■ What you have to do ■
Every word of the listing should be reproduced without alteration.

■ Supplied records ■
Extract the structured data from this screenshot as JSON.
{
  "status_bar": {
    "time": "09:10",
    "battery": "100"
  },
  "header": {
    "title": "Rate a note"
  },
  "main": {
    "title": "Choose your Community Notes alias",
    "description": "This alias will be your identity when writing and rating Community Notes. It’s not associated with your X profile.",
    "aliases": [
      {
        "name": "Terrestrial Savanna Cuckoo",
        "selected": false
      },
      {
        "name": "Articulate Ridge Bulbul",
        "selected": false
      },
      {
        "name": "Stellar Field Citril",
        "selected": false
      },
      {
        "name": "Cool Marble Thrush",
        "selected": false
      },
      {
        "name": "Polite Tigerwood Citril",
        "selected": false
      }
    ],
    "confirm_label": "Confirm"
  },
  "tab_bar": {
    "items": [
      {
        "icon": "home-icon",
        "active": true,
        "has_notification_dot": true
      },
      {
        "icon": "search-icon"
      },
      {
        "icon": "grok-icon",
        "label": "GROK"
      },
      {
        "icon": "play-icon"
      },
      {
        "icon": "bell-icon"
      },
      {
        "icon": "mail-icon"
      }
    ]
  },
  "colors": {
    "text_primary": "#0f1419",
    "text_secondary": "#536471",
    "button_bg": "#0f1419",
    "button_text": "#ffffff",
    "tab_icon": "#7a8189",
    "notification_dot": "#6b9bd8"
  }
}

■ Expected output ■
Extract the structured data from this screenshot as JSON.
{
  "status_bar": {
    "time": "09:10",
    "battery": "100"
  },
  "header": {
    "title": "Rate a note"
  },
  "main": {
    "title": "Choose your Community Notes alias",
    "description": "This alias will be your identity when writing and rating Community Notes. It’s not associated with your X profile.",
    "aliases": [
      {
        "name": "Terrestrial Savanna Cuckoo",
        "selected": false
      },
      {
        "name": "Articulate Ridge Bulbul",
        "selected": false
      },
      {
        "name": "Stellar Field Citril",
        "selected": false
      },
      {
        "name": "Cool Marble Thrush",
        "selected": false
      },
      {
        "name": "Polite Tigerwood Citril",
        "selected": false
      }
    ],
    "confirm_label": "Confirm"
  },
  "tab_bar": {
    "items": [
      {
        "icon": "home-icon",
        "active": true,
        "has_notification_dot": true
      },
      {
        "icon": "search-icon"
      },
      {
        "icon": "grok-icon",
        "label": "GROK"
      },
      {
        "icon": "play-icon"
      },
      {
        "icon": "bell-icon"
      },
      {
        "icon": "mail-icon"
      }
    ]
  },
  "colors": {
    "text_primary": "#0f1419",
    "text_secondary": "#536471",
    "button_bg": "#0f1419",
    "button_text": "#ffffff",
    "tab_icon": "#7a8189",
    "notification_dot": "#6b9bd8"
  }
}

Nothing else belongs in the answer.